→ **Problem to solve**
In the listing below, find each line holding "label" and copy it.

= Beginning of Section =

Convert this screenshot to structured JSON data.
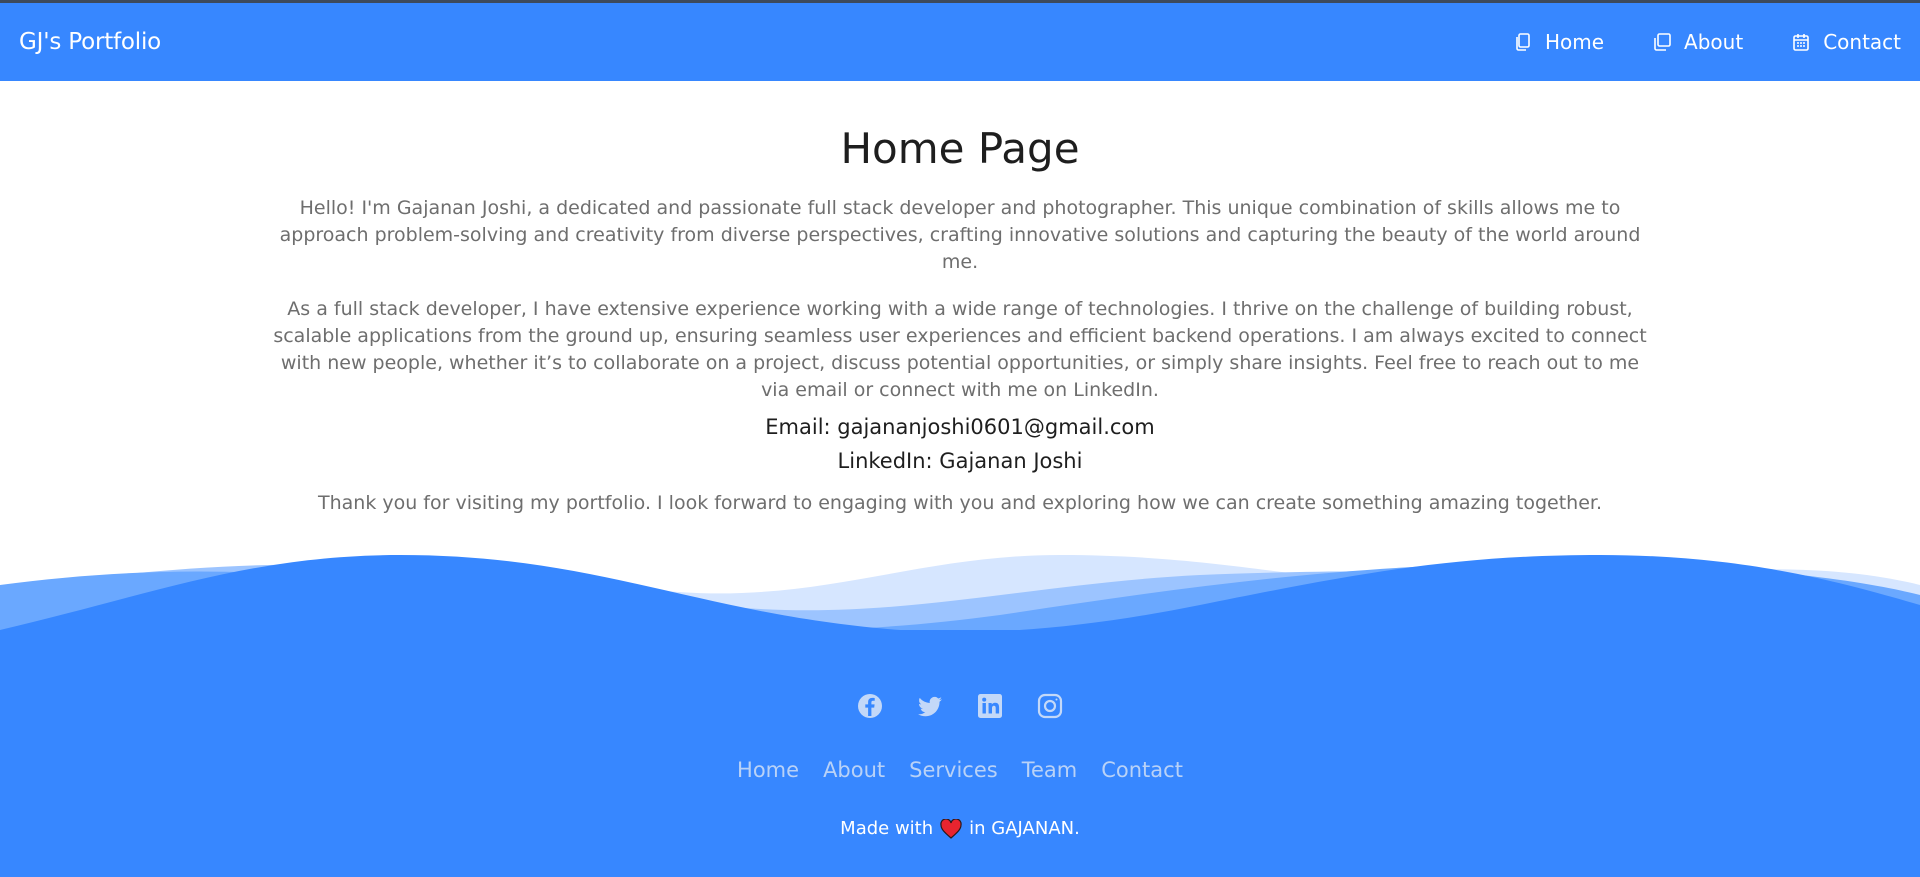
{
  "header": {
    "brand": "GJ's Portfolio",
    "nav": [
      {
        "label": "Home",
        "icon": "copy-icon"
      },
      {
        "label": "About",
        "icon": "window-icon"
      },
      {
        "label": "Contact",
        "icon": "calendar-icon"
      }
    ]
  },
  "main": {
    "title": "Home Page",
    "paragraphs": [
      "Hello! I'm Gajanan Joshi, a dedicated and passionate full stack developer and photographer. This unique combination of skills allows me to approach problem-solving and creativity from diverse perspectives, crafting innovative solutions and capturing the beauty of the world around me.",
      "As a full stack developer, I have extensive experience working with a wide range of technologies. I thrive on the challenge of building robust, scalable applications from the ground up, ensuring seamless user experiences and efficient backend operations. I am always excited to connect with new people, whether it’s to collaborate on a project, discuss potential opportunities, or simply share insights. Feel free to reach out to me via email or connect with me on LinkedIn.",
      "Thank you for visiting my portfolio. I look forward to engaging with you and exploring how we can create something amazing together."
    ],
    "email_line": "Email: gajananjoshi0601@gmail.com",
    "linkedin_line": "LinkedIn: Gajanan Joshi"
  },
  "footer": {
    "social": [
      "facebook-icon",
      "twitter-icon",
      "linkedin-icon",
      "instagram-icon"
    ],
    "links": [
      "Home",
      "About",
      "Services",
      "Team",
      "Contact"
    ],
    "made_with_prefix": "Made with",
    "made_with_suffix": "in GAJANAN."
  },
  "colors": {
    "primary": "#3787ff",
    "footer_link": "#b9d2f7",
    "heart": "#e8242f"
  }
}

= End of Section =

→ **Answer space**
        "label": "Home",
        "label": "About",
        "label": "Contact",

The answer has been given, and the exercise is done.